The debate over which is the more powerful next-gen games console has been raging for over a year, but in the last few weeks we've finally been able to pore over some first-hand evidence. The Call of Duty 3 conversions to Xbox 360 and PS3 are more closely comparable, perhaps, than many fanboys on either side would have predicted. More interesting is the unspoken rivalry between Gears of War and Resistance: Fall of Man - two showboating titles with similar themes and environments.
One thing has become clear. Totting up specs isn't going to help us choose a winner. On paper, PS3 has more raw processing grunt than Xbox 360, but at the moment - with second generation titles under their belts - developers seem to be extracting more performance out of Xbox 360. That's natural considering their greater experience with the platform. The question is, how much further can Xbox go?

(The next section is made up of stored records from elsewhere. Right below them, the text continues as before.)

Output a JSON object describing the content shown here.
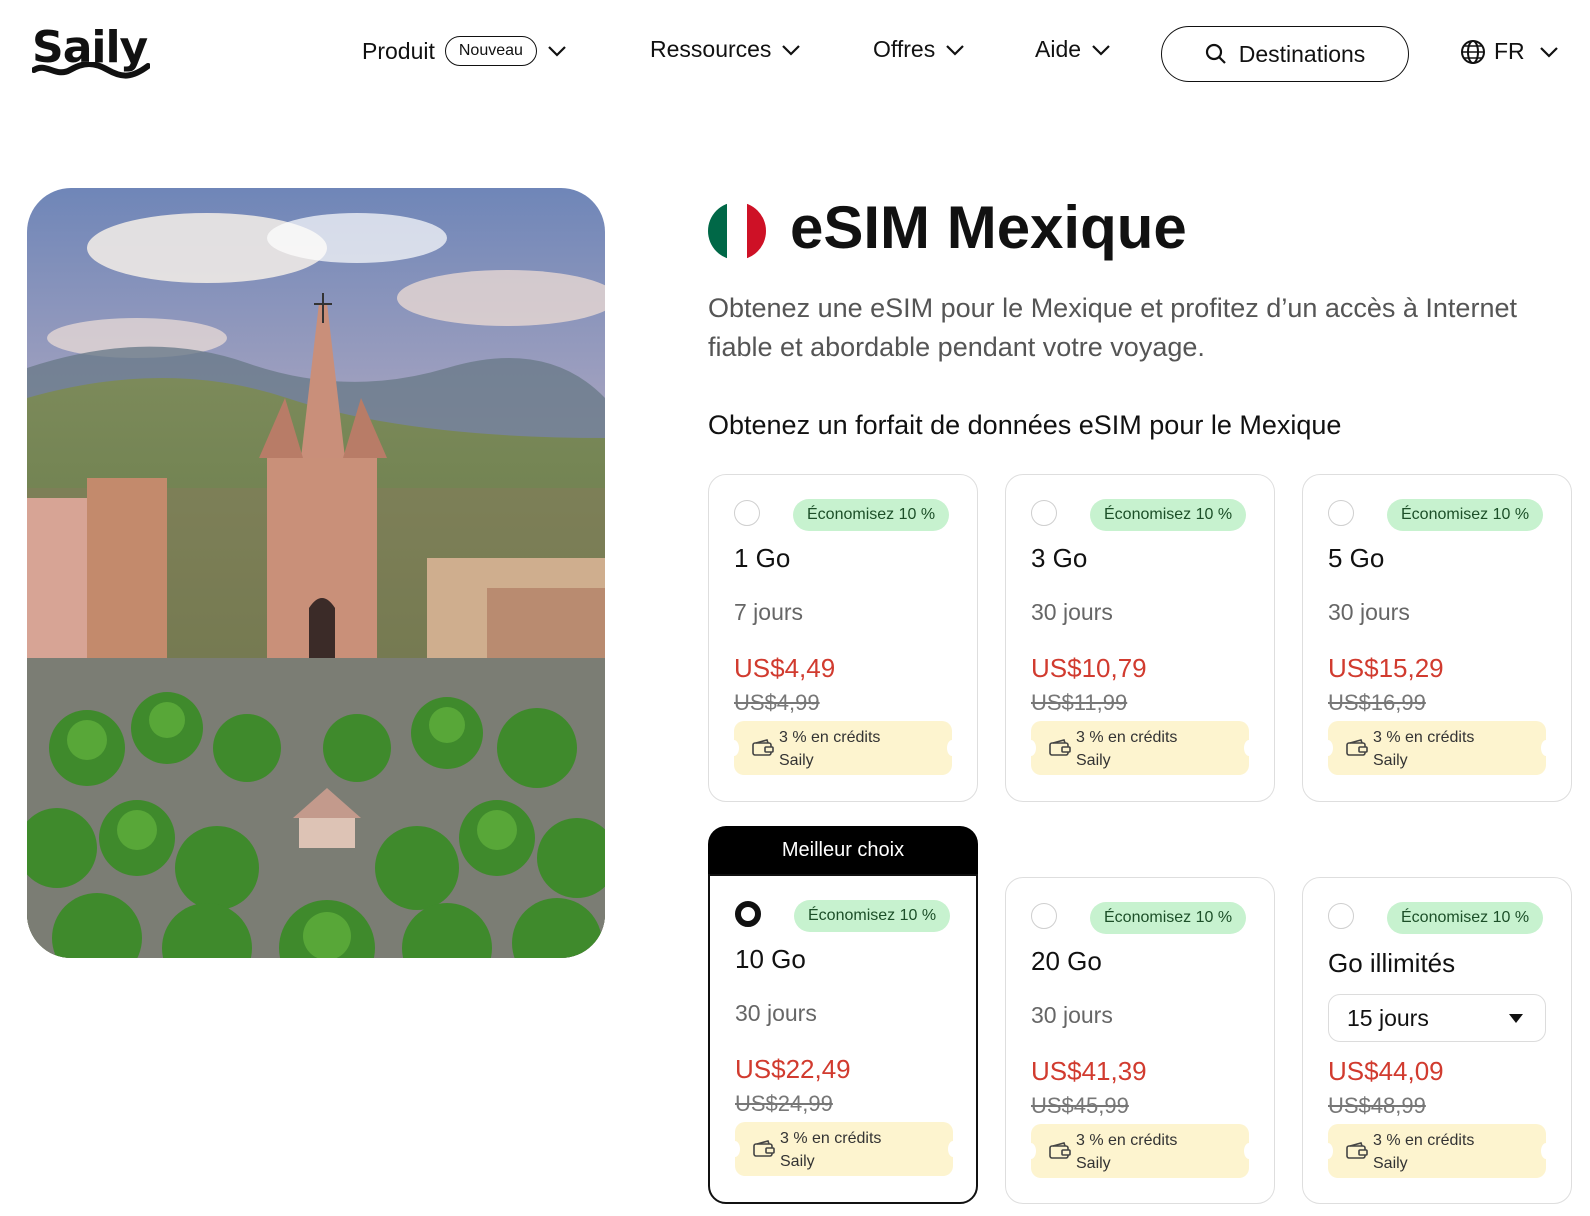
{
  "brand": {
    "logo_text": "Saily"
  },
  "nav": {
    "product": "Produit",
    "new_badge": "Nouveau",
    "resources": "Ressources",
    "offers": "Offres",
    "help": "Aide",
    "search_label": "Destinations",
    "language": "FR"
  },
  "hero": {
    "title": "eSIM Mexique",
    "description": "Obtenez une eSIM pour le Mexique et profitez d’un accès à Internet fiable et abordable pendant votre voyage.",
    "subtitle": "Obtenez un forfait de données eSIM pour le Mexique",
    "flag_colors": [
      "#006847",
      "#ffffff",
      "#ce1126"
    ]
  },
  "best_choice_label": "Meilleur choix",
  "plans": [
    {
      "save": "Économisez 10 %",
      "data": "1 Go",
      "days": "7 jours",
      "price": "US$4,49",
      "old_price": "US$4,99",
      "credit_line1": "3 % en crédits",
      "credit_line2": "Saily",
      "selected": false
    },
    {
      "save": "Économisez 10 %",
      "data": "3 Go",
      "days": "30 jours",
      "price": "US$10,79",
      "old_price": "US$11,99",
      "credit_line1": "3 % en crédits",
      "credit_line2": "Saily",
      "selected": false
    },
    {
      "save": "Économisez 10 %",
      "data": "5 Go",
      "days": "30 jours",
      "price": "US$15,29",
      "old_price": "US$16,99",
      "credit_line1": "3 % en crédits",
      "credit_line2": "Saily",
      "selected": false
    },
    {
      "save": "Économisez 10 %",
      "data": "10 Go",
      "days": "30 jours",
      "price": "US$22,49",
      "old_price": "US$24,99",
      "credit_line1": "3 % en crédits",
      "credit_line2": "Saily",
      "selected": true
    },
    {
      "save": "Économisez 10 %",
      "data": "20 Go",
      "days": "30 jours",
      "price": "US$41,39",
      "old_price": "US$45,99",
      "credit_line1": "3 % en crédits",
      "credit_line2": "Saily",
      "selected": false
    },
    {
      "save": "Économisez 10 %",
      "data": "Go illimités",
      "days_select": "15 jours",
      "price": "US$44,09",
      "old_price": "US$48,99",
      "credit_line1": "3 % en crédits",
      "credit_line2": "Saily",
      "selected": false
    }
  ],
  "colors": {
    "price": "#d13b2f",
    "save_badge_bg": "#c7f2cf",
    "credit_bg": "#fdf4cf"
  }
}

Frankly, the only views that matter in this debate are those of programmers who have experience with next-gen hardware. So this week Guardian.co.uk spoke to Richard Hackett a head of technology at Blitz Games about his experiences with both machines. He feels that CELL has an ace up its sleeve and it's not something you might have predicted...
"As a result of the kind of processing power we have available we're going to see a lot more procedurally generated effects and dynamic visuals than we've seen before. This means not all game visuals will be created by an artist in the traditional way, an increasing amount will be created in real-time from algorithms and parameters.To make sure the artists stay in control and we don't resort to graphics created only by programmers (which is often a bad thing), we're working on systems for artists to create and edit these systems themselves without needing a degree in Software Engineering."

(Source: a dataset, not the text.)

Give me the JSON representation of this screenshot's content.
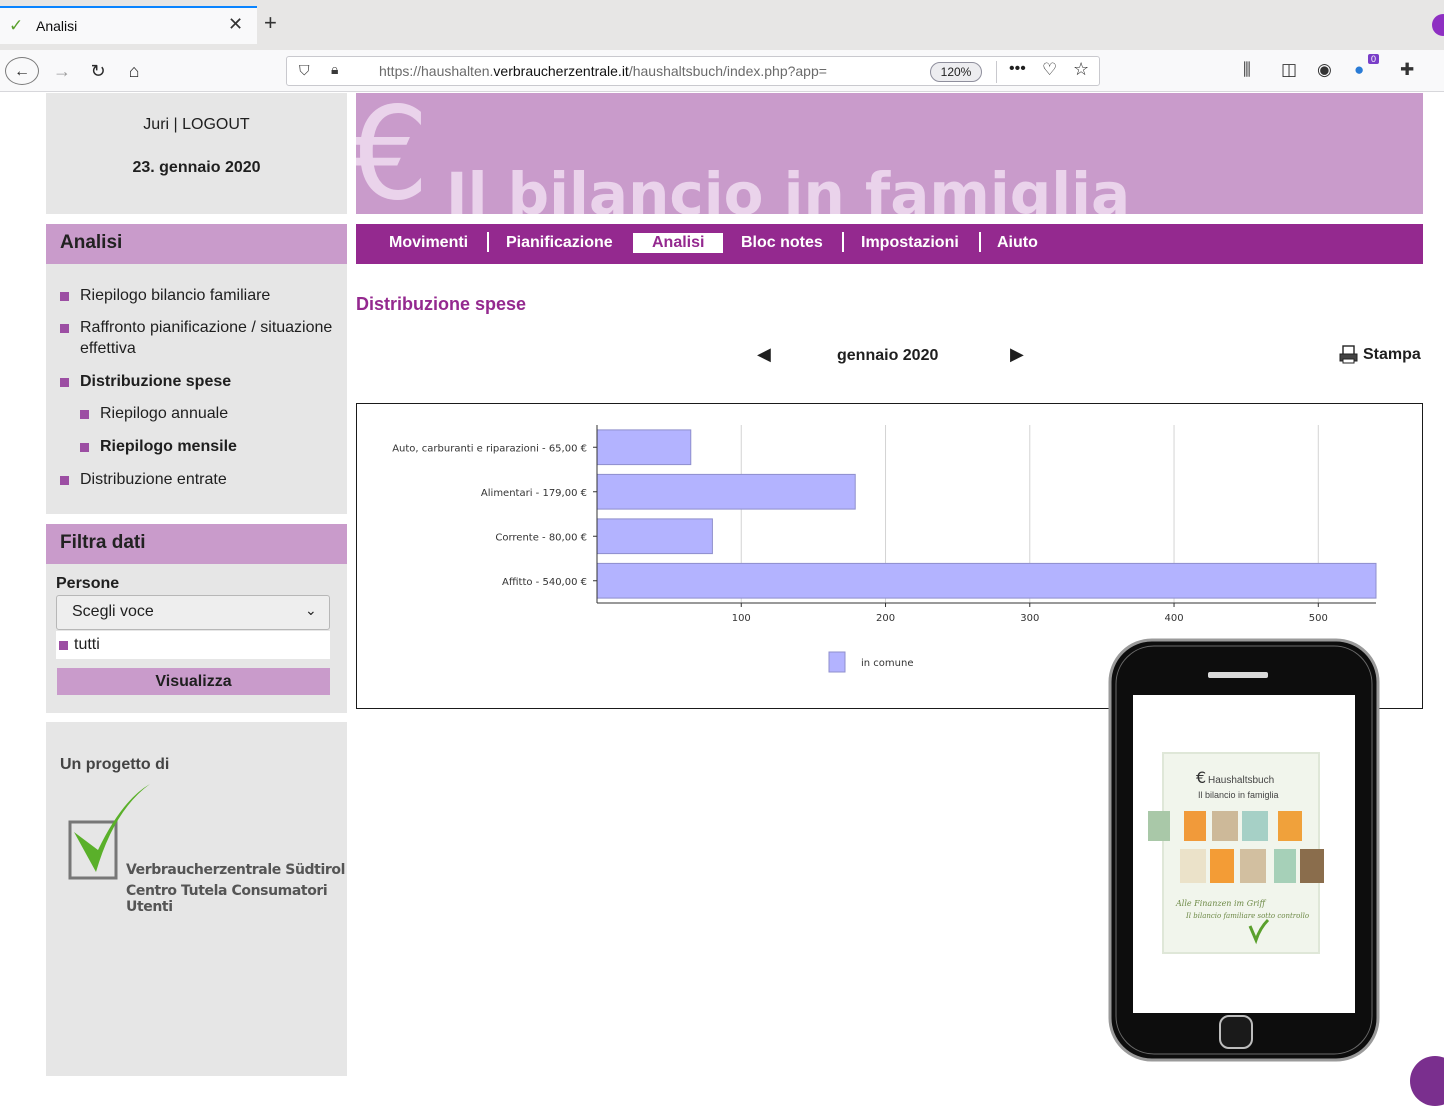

"Certain procedural effects are easier to create on the PS3 because of the power of the SPEs. Effects like water simulations, especially when you move beyond simple surface effects to fluid dynamics require the kind of algorithms that are really suited to the CELL architecture. Having said that the slightly more flexible GPU and unified memory model on X360 allows some neat tricks that level the playing field somewhat. It will be interesting to see what emerges with video processing and EyeToy as well - CELL is designed for streaming and image processing applications in mind. I think we'll see both new visuals and game play out of that. As an aside the audio technology running on CELL created by the guys in the SCEE Technology Group in London is pretty amazing, opening out loads more possibilities for real-time audio effects to enhance the visuals, something that is often overlooked but is an important part of increasing gamer immersion."